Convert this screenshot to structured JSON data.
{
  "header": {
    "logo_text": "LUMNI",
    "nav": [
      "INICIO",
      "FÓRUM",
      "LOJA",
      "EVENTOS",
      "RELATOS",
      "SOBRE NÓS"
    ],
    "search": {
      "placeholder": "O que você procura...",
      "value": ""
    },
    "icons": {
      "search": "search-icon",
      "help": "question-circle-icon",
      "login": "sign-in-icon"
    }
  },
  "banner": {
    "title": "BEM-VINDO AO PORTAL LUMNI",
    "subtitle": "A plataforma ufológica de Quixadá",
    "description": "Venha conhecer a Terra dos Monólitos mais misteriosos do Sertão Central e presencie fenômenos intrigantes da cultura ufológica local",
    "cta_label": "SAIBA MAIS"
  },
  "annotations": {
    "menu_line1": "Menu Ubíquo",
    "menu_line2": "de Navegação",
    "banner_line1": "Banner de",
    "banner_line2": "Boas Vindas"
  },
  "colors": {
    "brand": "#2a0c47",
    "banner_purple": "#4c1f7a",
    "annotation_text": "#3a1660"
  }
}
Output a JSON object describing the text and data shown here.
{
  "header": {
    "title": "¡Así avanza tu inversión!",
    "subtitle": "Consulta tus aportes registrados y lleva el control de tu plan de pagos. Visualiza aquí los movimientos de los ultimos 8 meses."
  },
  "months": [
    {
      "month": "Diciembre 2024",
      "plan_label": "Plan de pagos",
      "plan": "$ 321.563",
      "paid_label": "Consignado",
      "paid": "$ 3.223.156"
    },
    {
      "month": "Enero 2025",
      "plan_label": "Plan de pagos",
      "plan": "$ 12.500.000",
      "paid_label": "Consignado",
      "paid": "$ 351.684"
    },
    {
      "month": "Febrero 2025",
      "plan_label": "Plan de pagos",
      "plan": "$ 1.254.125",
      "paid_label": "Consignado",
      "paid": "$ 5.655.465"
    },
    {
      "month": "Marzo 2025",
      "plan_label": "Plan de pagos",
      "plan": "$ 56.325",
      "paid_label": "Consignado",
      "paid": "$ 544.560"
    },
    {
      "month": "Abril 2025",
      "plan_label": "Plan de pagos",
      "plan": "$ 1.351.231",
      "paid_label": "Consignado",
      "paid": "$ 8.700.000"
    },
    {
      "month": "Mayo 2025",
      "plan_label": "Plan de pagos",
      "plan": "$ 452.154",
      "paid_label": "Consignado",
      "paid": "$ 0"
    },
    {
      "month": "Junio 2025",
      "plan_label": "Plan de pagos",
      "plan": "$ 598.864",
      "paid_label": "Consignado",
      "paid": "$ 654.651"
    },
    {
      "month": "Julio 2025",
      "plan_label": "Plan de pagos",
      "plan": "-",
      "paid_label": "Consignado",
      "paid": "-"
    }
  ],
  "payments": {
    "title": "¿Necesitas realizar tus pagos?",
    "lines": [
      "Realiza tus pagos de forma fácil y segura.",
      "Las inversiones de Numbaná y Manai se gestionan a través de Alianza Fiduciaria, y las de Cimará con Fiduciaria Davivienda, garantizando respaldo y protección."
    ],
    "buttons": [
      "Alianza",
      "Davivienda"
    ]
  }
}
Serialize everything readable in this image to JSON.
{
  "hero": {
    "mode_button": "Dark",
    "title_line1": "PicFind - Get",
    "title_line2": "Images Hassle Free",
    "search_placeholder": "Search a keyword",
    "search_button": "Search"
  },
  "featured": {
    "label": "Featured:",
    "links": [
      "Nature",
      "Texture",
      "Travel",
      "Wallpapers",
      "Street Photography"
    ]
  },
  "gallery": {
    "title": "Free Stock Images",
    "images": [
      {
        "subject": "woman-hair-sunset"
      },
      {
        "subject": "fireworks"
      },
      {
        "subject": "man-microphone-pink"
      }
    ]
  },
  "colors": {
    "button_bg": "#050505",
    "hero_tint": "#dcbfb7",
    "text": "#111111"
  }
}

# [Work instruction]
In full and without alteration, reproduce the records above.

# [Result of this task]
Convert this screenshot to structured JSON data.
{
  "header": {
    "logo_text": "LUMNI",
    "nav": [
      "INICIO",
      "FÓRUM",
      "LOJA",
      "EVENTOS",
      "RELATOS",
      "SOBRE NÓS"
    ],
    "search": {
      "placeholder": "O que você procura...",
      "value": ""
    },
    "icons": {
      "search": "search-icon",
      "help": "question-circle-icon",
      "login": "sign-in-icon"
    }
  },
  "banner": {
    "title": "BEM-VINDO AO PORTAL LUMNI",
    "subtitle": "A plataforma ufológica de Quixadá",
    "description": "Venha conhecer a Terra dos Monólitos mais misteriosos do Sertão Central e presencie fenômenos intrigantes da cultura ufológica local",
    "cta_label": "SAIBA MAIS"
  },
  "annotations": {
    "menu_line1": "Menu Ubíquo",
    "menu_line2": "de Navegação",
    "banner_line1": "Banner de",
    "banner_line2": "Boas Vindas"
  },
  "colors": {
    "brand": "#2a0c47",
    "banner_purple": "#4c1f7a",
    "annotation_text": "#3a1660"
  }
}
Output a JSON object describing the text and data shown here.
{
  "header": {
    "title": "¡Así avanza tu inversión!",
    "subtitle": "Consulta tus aportes registrados y lleva el control de tu plan de pagos. Visualiza aquí los movimientos de los ultimos 8 meses."
  },
  "months": [
    {
      "month": "Diciembre 2024",
      "plan_label": "Plan de pagos",
      "plan": "$ 321.563",
      "paid_label": "Consignado",
      "paid": "$ 3.223.156"
    },
    {
      "month": "Enero 2025",
      "plan_label": "Plan de pagos",
      "plan": "$ 12.500.000",
      "paid_label": "Consignado",
      "paid": "$ 351.684"
    },
    {
      "month": "Febrero 2025",
      "plan_label": "Plan de pagos",
      "plan": "$ 1.254.125",
      "paid_label": "Consignado",
      "paid": "$ 5.655.465"
    },
    {
      "month": "Marzo 2025",
      "plan_label": "Plan de pagos",
      "plan": "$ 56.325",
      "paid_label": "Consignado",
      "paid": "$ 544.560"
    },
    {
      "month": "Abril 2025",
      "plan_label": "Plan de pagos",
      "plan": "$ 1.351.231",
      "paid_label": "Consignado",
      "paid": "$ 8.700.000"
    },
    {
      "month": "Mayo 2025",
      "plan_label": "Plan de pagos",
      "plan": "$ 452.154",
      "paid_label": "Consignado",
      "paid": "$ 0"
    },
    {
      "month": "Junio 2025",
      "plan_label": "Plan de pagos",
      "plan": "$ 598.864",
      "paid_label": "Consignado",
      "paid": "$ 654.651"
    },
    {
      "month": "Julio 2025",
      "plan_label": "Plan de pagos",
      "plan": "-",
      "paid_label": "Consignado",
      "paid": "-"
    }
  ],
  "payments": {
    "title": "¿Necesitas realizar tus pagos?",
    "lines": [
      "Realiza tus pagos de forma fácil y segura.",
      "Las inversiones de Numbaná y Manai se gestionan a través de Alianza Fiduciaria, y las de Cimará con Fiduciaria Davivienda, garantizando respaldo y protección."
    ],
    "buttons": [
      "Alianza",
      "Davivienda"
    ]
  }
}
Serialize everything readable in this image to JSON.
{
  "hero": {
    "mode_button": "Dark",
    "title_line1": "PicFind - Get",
    "title_line2": "Images Hassle Free",
    "search_placeholder": "Search a keyword",
    "search_button": "Search"
  },
  "featured": {
    "label": "Featured:",
    "links": [
      "Nature",
      "Texture",
      "Travel",
      "Wallpapers",
      "Street Photography"
    ]
  },
  "gallery": {
    "title": "Free Stock Images",
    "images": [
      {
        "subject": "woman-hair-sunset"
      },
      {
        "subject": "fireworks"
      },
      {
        "subject": "man-microphone-pink"
      }
    ]
  },
  "colors": {
    "button_bg": "#050505",
    "hero_tint": "#dcbfb7",
    "text": "#111111"
  }
}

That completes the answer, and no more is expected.